Regulations around abortion providers in the U.S. (American Journal of Public Health)
Tuesday afternoon, on the 40th anniversary of Roe v. Wade, a group of state lawmakers and women’s advocates announced the introduction of a bill in the California Legislature aimed at expanding a woman’s access to abortion. Currently in California, only physicians are authorized to conduct early abortions. This new bill, AB 154, would authorize other clinicians — specially-trained nurse practitioners, certified nurse midwives and physician assistants — to perform early abortions.

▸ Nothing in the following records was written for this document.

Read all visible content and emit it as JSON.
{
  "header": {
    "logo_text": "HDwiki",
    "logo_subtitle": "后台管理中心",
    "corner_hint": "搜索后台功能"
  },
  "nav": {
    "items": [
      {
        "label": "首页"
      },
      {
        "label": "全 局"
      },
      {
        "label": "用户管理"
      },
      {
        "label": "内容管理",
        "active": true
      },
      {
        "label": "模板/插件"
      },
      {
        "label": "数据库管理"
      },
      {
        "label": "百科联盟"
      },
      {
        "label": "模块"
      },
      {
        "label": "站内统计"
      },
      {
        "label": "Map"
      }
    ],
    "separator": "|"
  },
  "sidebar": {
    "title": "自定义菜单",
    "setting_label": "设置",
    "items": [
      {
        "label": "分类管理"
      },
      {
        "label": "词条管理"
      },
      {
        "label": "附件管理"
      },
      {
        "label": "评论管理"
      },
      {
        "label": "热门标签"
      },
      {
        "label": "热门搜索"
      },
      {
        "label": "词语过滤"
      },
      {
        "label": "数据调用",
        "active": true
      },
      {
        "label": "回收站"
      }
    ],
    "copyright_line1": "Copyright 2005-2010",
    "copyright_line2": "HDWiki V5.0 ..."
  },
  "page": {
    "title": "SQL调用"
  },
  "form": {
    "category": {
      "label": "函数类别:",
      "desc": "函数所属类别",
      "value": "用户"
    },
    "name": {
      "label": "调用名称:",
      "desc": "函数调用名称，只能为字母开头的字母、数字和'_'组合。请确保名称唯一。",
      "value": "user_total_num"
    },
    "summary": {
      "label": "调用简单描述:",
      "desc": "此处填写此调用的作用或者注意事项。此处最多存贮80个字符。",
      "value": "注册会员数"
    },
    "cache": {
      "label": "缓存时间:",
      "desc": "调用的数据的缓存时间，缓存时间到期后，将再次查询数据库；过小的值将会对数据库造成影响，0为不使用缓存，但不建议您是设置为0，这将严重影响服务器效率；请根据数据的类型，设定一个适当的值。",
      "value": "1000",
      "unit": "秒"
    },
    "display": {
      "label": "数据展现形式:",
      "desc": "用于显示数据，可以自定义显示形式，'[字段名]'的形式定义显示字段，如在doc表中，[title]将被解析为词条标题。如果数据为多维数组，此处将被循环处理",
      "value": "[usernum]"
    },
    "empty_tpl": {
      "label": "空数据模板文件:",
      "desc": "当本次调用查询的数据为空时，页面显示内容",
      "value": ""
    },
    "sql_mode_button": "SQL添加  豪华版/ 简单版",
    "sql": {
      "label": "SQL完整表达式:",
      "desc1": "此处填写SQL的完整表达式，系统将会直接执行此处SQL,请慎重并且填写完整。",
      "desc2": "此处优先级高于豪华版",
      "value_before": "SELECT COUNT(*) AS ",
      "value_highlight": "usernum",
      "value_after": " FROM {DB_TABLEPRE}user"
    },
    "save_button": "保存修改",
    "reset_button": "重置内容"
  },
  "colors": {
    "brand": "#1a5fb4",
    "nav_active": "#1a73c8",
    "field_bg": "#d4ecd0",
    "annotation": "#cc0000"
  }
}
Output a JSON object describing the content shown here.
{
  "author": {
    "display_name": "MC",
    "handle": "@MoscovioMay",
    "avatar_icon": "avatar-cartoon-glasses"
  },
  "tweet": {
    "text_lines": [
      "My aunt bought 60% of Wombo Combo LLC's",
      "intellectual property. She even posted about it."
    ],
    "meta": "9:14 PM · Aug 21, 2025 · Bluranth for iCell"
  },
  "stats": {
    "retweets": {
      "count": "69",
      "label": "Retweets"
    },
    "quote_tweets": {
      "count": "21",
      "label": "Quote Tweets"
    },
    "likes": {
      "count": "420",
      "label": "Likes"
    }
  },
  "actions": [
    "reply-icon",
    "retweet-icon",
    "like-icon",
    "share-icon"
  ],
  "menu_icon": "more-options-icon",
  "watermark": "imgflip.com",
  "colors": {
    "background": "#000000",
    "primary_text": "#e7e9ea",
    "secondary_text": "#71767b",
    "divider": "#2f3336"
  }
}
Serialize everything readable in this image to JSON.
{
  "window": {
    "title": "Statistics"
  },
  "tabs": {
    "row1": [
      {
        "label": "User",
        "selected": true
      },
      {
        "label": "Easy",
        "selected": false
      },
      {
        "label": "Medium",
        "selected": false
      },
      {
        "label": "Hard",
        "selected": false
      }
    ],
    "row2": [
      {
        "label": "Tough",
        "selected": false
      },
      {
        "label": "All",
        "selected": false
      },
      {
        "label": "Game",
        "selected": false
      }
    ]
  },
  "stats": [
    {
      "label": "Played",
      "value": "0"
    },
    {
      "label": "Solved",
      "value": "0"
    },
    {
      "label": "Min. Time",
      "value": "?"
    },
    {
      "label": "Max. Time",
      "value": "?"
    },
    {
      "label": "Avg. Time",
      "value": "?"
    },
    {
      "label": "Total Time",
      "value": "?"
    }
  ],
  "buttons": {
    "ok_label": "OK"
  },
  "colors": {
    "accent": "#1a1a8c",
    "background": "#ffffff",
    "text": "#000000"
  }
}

“As a former administrator of a health clinic, I know how important timely care is for women,” Assemblymember Toni Atkins (D-San Diego), author of AB 154, said in a statement. “This bill will ensure that early abortion care will be available for women in California who need it.”
Four other states permit nonphysician clinicians to perform early abortions. Still, clinical evidence of safety had been lacking. Last week, a new study led by researchers at UCSF showed that early abortions performed by trained nurse practitioners, certified nurse midwives and physician assistants are “clinically equivalent” to those performed by physicians.
“Early abortion is safer than we thought overall, and there’s no difference in the complication rate between the two groups,” said lead author Tracy Weitz, UCSF professor of obstetrics and gynecology. The research team found a two percent complication rate — below the four percent rate they had expected. Complications were mostly minor.
In the study, published online by the American Journal of Public Health, researchers received a waiver from the state of California to permit training of nurse practitioners, certified nurse midwives and physician assistants to perform what are called surgical or aspiration abortions. Altogether, researchers analyzed more than 11,000 procedures. Continue reading